== What the task requires ==
The lines to find are those in the entries that hold the word "this"; copy every one of them.

(Stored data)
☆ ☆ ☆ ☆ ☆

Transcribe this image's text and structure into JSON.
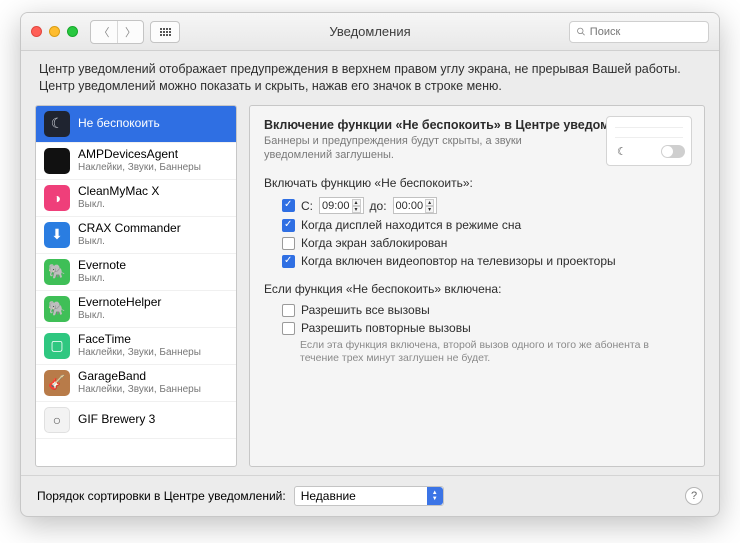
{
  "titlebar": {
    "title": "Уведомления",
    "search_placeholder": "Поиск"
  },
  "desc": "Центр уведомлений отображает предупреждения в верхнем правом углу экрана, не прерывая Вашей работы. Центр уведомлений можно показать и скрыть, нажав его значок в строке меню.",
  "sidebar": {
    "items": [
      {
        "label": "Не беспокоить",
        "sub": "",
        "iconClass": "ic-dnd",
        "glyph": "☾",
        "selected": true
      },
      {
        "label": "AMPDevicesAgent",
        "sub": "Наклейки, Звуки, Баннеры",
        "iconClass": "ic-black",
        "glyph": ""
      },
      {
        "label": "CleanMyMac X",
        "sub": "Выкл.",
        "iconClass": "ic-pink",
        "glyph": "◑"
      },
      {
        "label": "CRAX Commander",
        "sub": "Выкл.",
        "iconClass": "ic-blue",
        "glyph": "⬇"
      },
      {
        "label": "Evernote",
        "sub": "Выкл.",
        "iconClass": "ic-green",
        "glyph": "🐘"
      },
      {
        "label": "EvernoteHelper",
        "sub": "Выкл.",
        "iconClass": "ic-green",
        "glyph": "🐘"
      },
      {
        "label": "FaceTime",
        "sub": "Наклейки, Звуки, Баннеры",
        "iconClass": "ic-teal",
        "glyph": "▢"
      },
      {
        "label": "GarageBand",
        "sub": "Наклейки, Звуки, Баннеры",
        "iconClass": "ic-wood",
        "glyph": "🎸"
      },
      {
        "label": "GIF Brewery 3",
        "sub": "",
        "iconClass": "ic-white",
        "glyph": "○"
      }
    ]
  },
  "panel": {
    "heading": "Включение функции «Не беспокоить» в Центре уведомлений",
    "hint": "Баннеры и предупреждения будут скрыты, а звуки уведомлений заглушены.",
    "enable_label": "Включать функцию «Не беспокоить»:",
    "time_prefix": "С:",
    "time_from": "09:00",
    "time_mid": "до:",
    "time_to": "00:00",
    "chk_sleep": "Когда дисплей находится в режиме сна",
    "chk_locked": "Когда экран заблокирован",
    "chk_mirror": "Когда включен видеоповтор на телевизоры и проекторы",
    "when_on_label": "Если функция «Не беспокоить» включена:",
    "chk_allow_all": "Разрешить все вызовы",
    "chk_allow_repeat": "Разрешить повторные вызовы",
    "repeat_note": "Если эта функция включена, второй вызов одного и того же абонента в течение трех минут заглушен не будет."
  },
  "bottom": {
    "label": "Порядок сортировки в Центре уведомлений:",
    "select_value": "Недавние"
  }
}
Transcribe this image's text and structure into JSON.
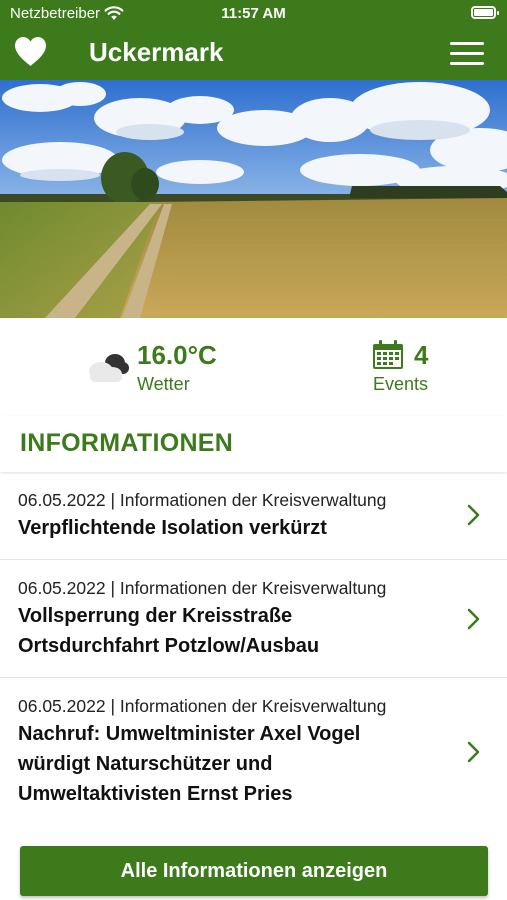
{
  "status_bar": {
    "carrier": "Netzbetreiber",
    "time": "11:57 AM",
    "icons": [
      "wifi-icon",
      "battery-icon"
    ]
  },
  "header": {
    "title": "Uckermark",
    "left_icon": "heart-icon",
    "right_icon": "menu-icon"
  },
  "hero": {
    "image": "landscape-photo-wheat-field-sky"
  },
  "stats": {
    "weather": {
      "icon": "cloud-icon",
      "value": "16.0°C",
      "label": "Wetter"
    },
    "events": {
      "icon": "calendar-icon",
      "value": "4",
      "label": "Events"
    }
  },
  "section": {
    "title": "INFORMATIONEN"
  },
  "news": [
    {
      "meta": "06.05.2022 | Informationen der Kreisverwaltung",
      "title": "Verpflichtende Isolation verkürzt"
    },
    {
      "meta": "06.05.2022 | Informationen der Kreisverwaltung",
      "title": "Vollsperrung der Kreisstraße Ortsdurchfahrt Potzlow/Ausbau"
    },
    {
      "meta": "06.05.2022 | Informationen der Kreisverwaltung",
      "title": "Nachruf: Umweltminister Axel Vogel würdigt Naturschützer und Umweltaktivisten Ernst Pries"
    }
  ],
  "cta": {
    "label": "Alle Informationen anzeigen"
  },
  "colors": {
    "primary": "#3d7a1b",
    "background": "#ffffff",
    "divider": "#e3e3e3"
  }
}
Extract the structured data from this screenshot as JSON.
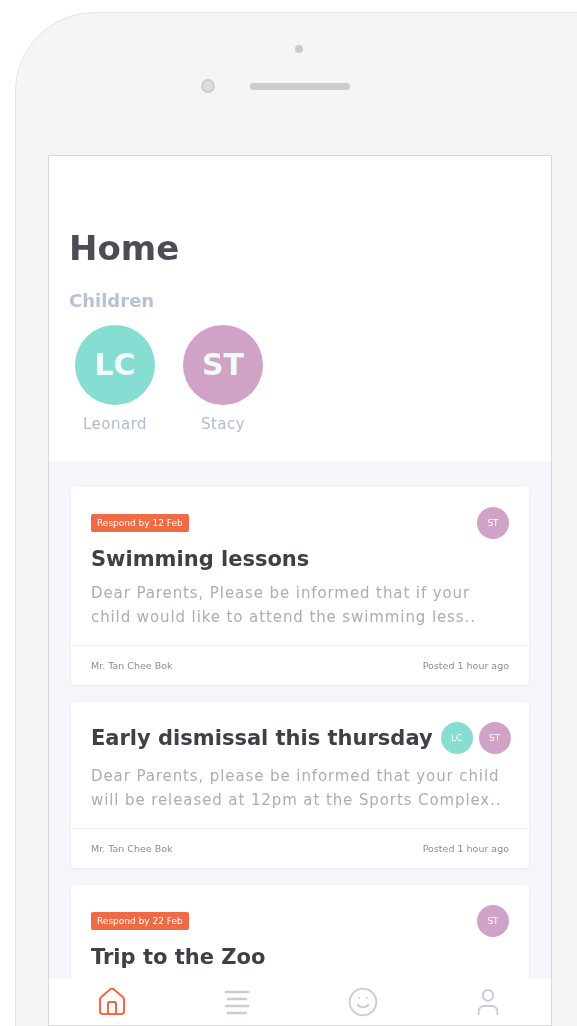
{
  "title": "Home",
  "children_label": "Children",
  "children": [
    {
      "initials": "LC",
      "name": "Leonard",
      "color": "#86ded2"
    },
    {
      "initials": "ST",
      "name": "Stacy",
      "color": "#d0a3c6"
    }
  ],
  "posts": [
    {
      "tag": "Respond by 12 Feb",
      "title": "Swimming lessons",
      "body": "Dear Parents, Please be informed that if your child would like to attend the swimming less..",
      "author": "Mr. Tan Chee Bok",
      "time": "Posted 1 hour ago",
      "avatars": [
        {
          "initials": "ST",
          "color": "#d0a3c6"
        }
      ]
    },
    {
      "title": "Early dismissal this thursday",
      "body": "Dear Parents, please be informed that your child will be released at 12pm at the Sports Complex..",
      "author": "Mr. Tan Chee Bok",
      "time": "Posted 1 hour ago",
      "avatars": [
        {
          "initials": "LC",
          "color": "#86ded2"
        },
        {
          "initials": "ST",
          "color": "#d0a3c6"
        }
      ]
    },
    {
      "tag": "Respond by 22 Feb",
      "title": "Trip to the Zoo",
      "avatars": [
        {
          "initials": "ST",
          "color": "#d0a3c6"
        }
      ]
    }
  ],
  "nav": [
    {
      "kind": "home",
      "selected": true
    },
    {
      "kind": "list",
      "selected": false
    },
    {
      "kind": "smile",
      "selected": false
    },
    {
      "kind": "user",
      "selected": false
    }
  ]
}
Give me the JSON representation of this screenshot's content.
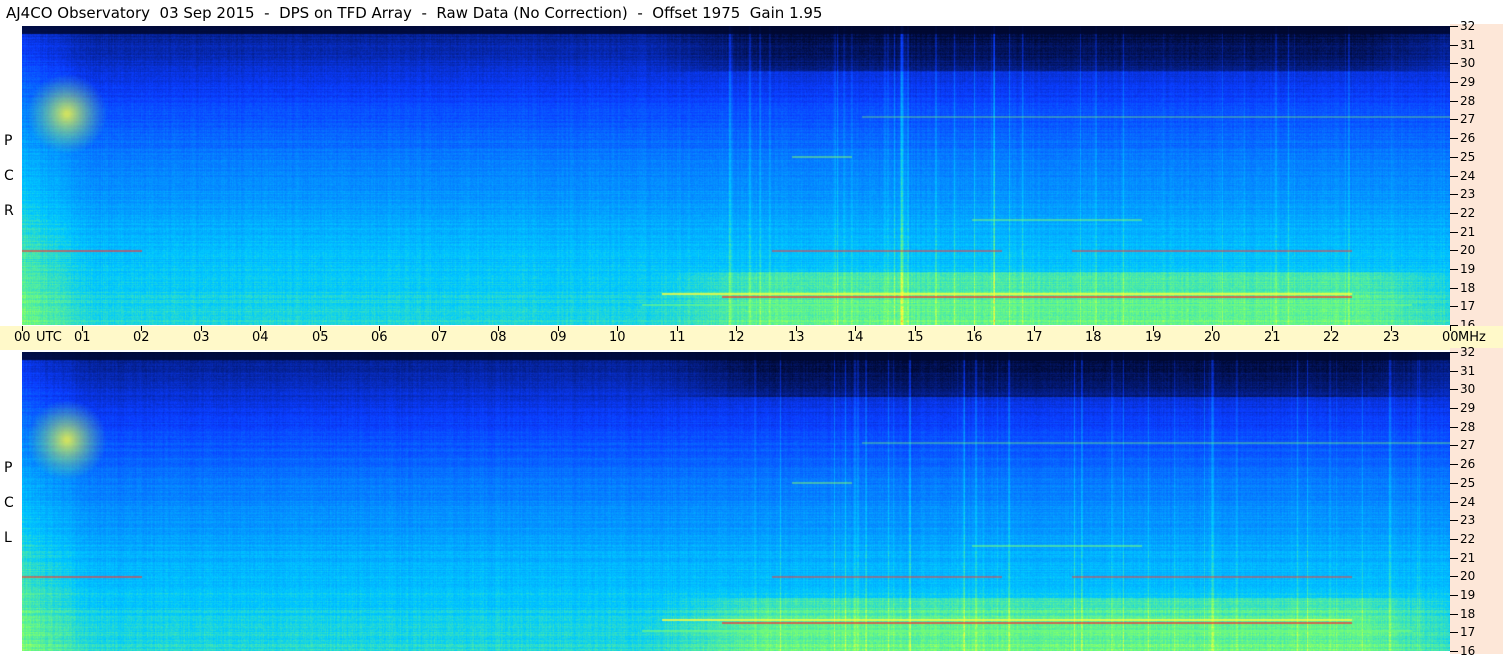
{
  "title": "AJ4CO Observatory  03 Sep 2015  -  DPS on TFD Array  -  Raw Data (No Correction)  -  Offset 1975  Gain 1.95",
  "panels": [
    {
      "id": "rcp",
      "letters": [
        "P",
        "C",
        "R"
      ]
    },
    {
      "id": "lcp",
      "letters": [
        "P",
        "C",
        "L"
      ]
    }
  ],
  "time_axis": {
    "labels": [
      "00",
      "UTC",
      "01",
      "02",
      "03",
      "04",
      "05",
      "06",
      "07",
      "08",
      "09",
      "10",
      "11",
      "12",
      "13",
      "14",
      "15",
      "16",
      "17",
      "18",
      "19",
      "20",
      "21",
      "22",
      "23",
      "00",
      "MHz"
    ]
  },
  "colors": {
    "background_dark": "#000830",
    "band_blue": "#0a3cff",
    "band_cyan": "#00c8ff",
    "band_green": "#7dff6e",
    "band_yellow": "#ffff3a",
    "band_red": "#ff3030",
    "time_bar": "#fff9c9",
    "freq_axis": "#fde7d8"
  },
  "chart_data": {
    "type": "heatmap",
    "x_label": "UTC",
    "y_label": "MHz",
    "x_range": [
      0,
      24
    ],
    "y_range": [
      16,
      32
    ],
    "x_ticks": [
      "00",
      "01",
      "02",
      "03",
      "04",
      "05",
      "06",
      "07",
      "08",
      "09",
      "10",
      "11",
      "12",
      "13",
      "14",
      "15",
      "16",
      "17",
      "18",
      "19",
      "20",
      "21",
      "22",
      "23",
      "00"
    ],
    "y_ticks": [
      "16",
      "17",
      "18",
      "19",
      "20",
      "21",
      "22",
      "23",
      "24",
      "25",
      "26",
      "27",
      "28",
      "29",
      "30",
      "31",
      "32"
    ],
    "series": [
      {
        "name": "RCP"
      },
      {
        "name": "LCP"
      }
    ]
  }
}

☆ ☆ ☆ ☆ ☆

== Finished task ==
Transcribe this image's text and structure into JSON.
Transcribe this image's text and structure into JSON.
Extract the structured data from this screenshot as JSON.
      "title": "Early dismissal this thursday",
Give me the JSON representation of this screenshot's content.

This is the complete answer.